After the Indian boarding school at Fort Spokane closed its doors, replaced by day schools on the reservations, the former fort entered its third phase in 1918, as a tuberculosis sanatorium for members of the Spokane, Colville, and other local tribes. The goals of the hospital were twofold: to slow the spread of TB by isolating the contagious victims, and to try to cure of them of the disease with the crude methods of the time. The disease was unfortunately prevalent among Native Americans. A survey of Indian boarding schools in Washington state showed that 85 of the 589 total students showed symptoms. Overall, the disease struck thirteen percent of all Indians in Washington. Sanatoriums for the Indians’ ‘trachoma problem’ (another phrase for TB) began operating around 1910 on or near reservations at Fort Lapwai in north central Idaho, as well as in Phoenix, Arizona and Laguna, New Mexico. By 1912, there were 53 hospitals and sanatoriums in the Indian service.
A common treatment for TB was to place patients outdoors in fresh, cool mountain air, and many former Indian schools were remodeled to allow for outdoor sleeping quarters. Other treatments were not so delicate. One method was to punch a hole in the chest and collapse a patient’s lung in order to let it rest and facilitate healing. Another treatment was to surgically remove the affected portion of the lung. Neither was particularly effective.
While few records remain about cases of TB at Fort Spokane, similar hospitals throughout the country provide a snapshot at daily life for patients with the disease. In 1920, patients of Catawba Sanatorium followed this daily schedule:
7:15 - Rising Bell
8:00 to 8:30 - Breakfast
8:30 to 11:00 - Rest or Exercise as Ordered
11:00 to 12:45 - Rest on Bed
1:00 to 1:30 - Dinner
1:45 to 4:00 - Rest on Bed, Reading but no talking allowed. Quiet hour.
4:00 to 5:45 - Rest or Exercise as Ordered
6:00 - Supper
8:00 - Nourishment if ordered
9:00 - All patients in pavilions
9:30 - All lights out

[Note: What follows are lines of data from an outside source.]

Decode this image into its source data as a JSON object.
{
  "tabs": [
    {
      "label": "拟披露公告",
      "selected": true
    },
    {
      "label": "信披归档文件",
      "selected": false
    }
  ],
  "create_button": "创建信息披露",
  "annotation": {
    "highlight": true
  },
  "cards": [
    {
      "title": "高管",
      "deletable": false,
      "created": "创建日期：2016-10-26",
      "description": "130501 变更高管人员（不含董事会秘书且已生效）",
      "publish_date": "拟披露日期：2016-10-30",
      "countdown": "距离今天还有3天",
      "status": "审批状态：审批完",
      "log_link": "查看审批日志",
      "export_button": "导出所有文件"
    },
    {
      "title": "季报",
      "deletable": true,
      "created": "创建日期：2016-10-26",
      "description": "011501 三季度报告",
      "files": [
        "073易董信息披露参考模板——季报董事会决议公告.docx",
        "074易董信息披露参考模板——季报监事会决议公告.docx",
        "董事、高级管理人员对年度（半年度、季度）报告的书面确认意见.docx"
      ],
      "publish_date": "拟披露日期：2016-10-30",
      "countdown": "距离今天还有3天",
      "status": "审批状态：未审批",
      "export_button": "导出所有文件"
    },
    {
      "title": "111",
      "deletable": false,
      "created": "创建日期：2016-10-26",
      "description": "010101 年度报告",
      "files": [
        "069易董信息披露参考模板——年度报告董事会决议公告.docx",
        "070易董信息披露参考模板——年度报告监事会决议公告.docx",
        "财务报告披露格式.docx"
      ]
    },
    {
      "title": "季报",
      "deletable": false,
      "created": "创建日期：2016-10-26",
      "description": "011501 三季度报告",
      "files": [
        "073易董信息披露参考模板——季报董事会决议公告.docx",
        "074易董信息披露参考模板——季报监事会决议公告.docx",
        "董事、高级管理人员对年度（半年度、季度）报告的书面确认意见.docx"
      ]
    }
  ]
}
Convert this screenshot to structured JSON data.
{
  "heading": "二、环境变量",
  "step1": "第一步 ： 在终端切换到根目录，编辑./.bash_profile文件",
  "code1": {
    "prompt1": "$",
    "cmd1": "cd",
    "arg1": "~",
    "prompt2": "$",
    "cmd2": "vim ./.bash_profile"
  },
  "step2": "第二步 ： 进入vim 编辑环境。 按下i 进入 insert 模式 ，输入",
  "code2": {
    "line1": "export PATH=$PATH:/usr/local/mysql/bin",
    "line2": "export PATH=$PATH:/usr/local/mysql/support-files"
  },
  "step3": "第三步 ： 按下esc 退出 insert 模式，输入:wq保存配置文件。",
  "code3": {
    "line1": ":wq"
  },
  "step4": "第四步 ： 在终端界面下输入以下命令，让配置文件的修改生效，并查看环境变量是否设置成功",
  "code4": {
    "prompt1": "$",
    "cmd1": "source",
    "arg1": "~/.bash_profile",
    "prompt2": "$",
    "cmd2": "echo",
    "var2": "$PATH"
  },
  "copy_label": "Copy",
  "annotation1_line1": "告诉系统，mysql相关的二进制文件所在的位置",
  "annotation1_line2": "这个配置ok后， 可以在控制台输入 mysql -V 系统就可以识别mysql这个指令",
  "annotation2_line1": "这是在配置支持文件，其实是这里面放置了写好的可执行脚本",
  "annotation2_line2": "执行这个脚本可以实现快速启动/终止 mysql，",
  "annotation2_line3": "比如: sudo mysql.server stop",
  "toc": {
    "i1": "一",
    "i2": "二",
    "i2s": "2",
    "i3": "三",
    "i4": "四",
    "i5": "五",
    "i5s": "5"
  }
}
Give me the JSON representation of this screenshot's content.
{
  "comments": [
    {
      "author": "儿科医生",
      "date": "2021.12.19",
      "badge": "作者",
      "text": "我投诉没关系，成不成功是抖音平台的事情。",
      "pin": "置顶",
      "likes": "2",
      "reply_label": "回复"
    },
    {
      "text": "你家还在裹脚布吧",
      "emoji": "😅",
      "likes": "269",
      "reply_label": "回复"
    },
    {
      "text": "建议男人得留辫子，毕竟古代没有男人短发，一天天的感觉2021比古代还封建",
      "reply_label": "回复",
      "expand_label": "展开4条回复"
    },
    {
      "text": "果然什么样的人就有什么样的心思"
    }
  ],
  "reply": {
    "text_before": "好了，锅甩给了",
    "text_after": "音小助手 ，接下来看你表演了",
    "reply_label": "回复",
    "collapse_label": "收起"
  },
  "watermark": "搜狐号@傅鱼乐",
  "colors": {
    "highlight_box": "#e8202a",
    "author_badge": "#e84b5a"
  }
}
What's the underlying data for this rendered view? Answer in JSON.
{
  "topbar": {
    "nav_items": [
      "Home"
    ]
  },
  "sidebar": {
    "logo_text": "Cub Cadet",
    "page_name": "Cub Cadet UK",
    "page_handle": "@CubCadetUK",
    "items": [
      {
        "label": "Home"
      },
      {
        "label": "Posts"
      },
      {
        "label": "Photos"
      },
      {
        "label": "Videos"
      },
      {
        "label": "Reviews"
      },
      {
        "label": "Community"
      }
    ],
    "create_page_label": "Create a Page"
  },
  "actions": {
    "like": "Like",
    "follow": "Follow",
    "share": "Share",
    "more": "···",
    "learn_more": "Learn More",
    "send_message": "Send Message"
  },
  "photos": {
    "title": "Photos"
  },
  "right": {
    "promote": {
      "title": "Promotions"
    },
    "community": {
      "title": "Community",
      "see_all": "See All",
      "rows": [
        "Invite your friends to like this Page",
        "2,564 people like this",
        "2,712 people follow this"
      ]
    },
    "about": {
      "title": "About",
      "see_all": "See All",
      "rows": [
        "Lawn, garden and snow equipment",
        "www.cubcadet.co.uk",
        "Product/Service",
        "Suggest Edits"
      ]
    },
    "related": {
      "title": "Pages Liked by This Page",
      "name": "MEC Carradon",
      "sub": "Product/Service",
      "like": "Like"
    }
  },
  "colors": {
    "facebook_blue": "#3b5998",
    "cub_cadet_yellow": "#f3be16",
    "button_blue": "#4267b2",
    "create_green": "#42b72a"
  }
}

The hospital at Fort Spokane treated 64 patients in its first year. But the fort’s isolated location made it difficult to get supplies, and the sanatorium was abandoned in 1929. Tuberculosis remained a problem among all races in the United States until after the Second World War, when the development of modern antibiotics provided the first effective cure for the disease. However, the story of TB in the United States may not be over, as new, drug-resistant strains of the disease continue to challenge medical authorities.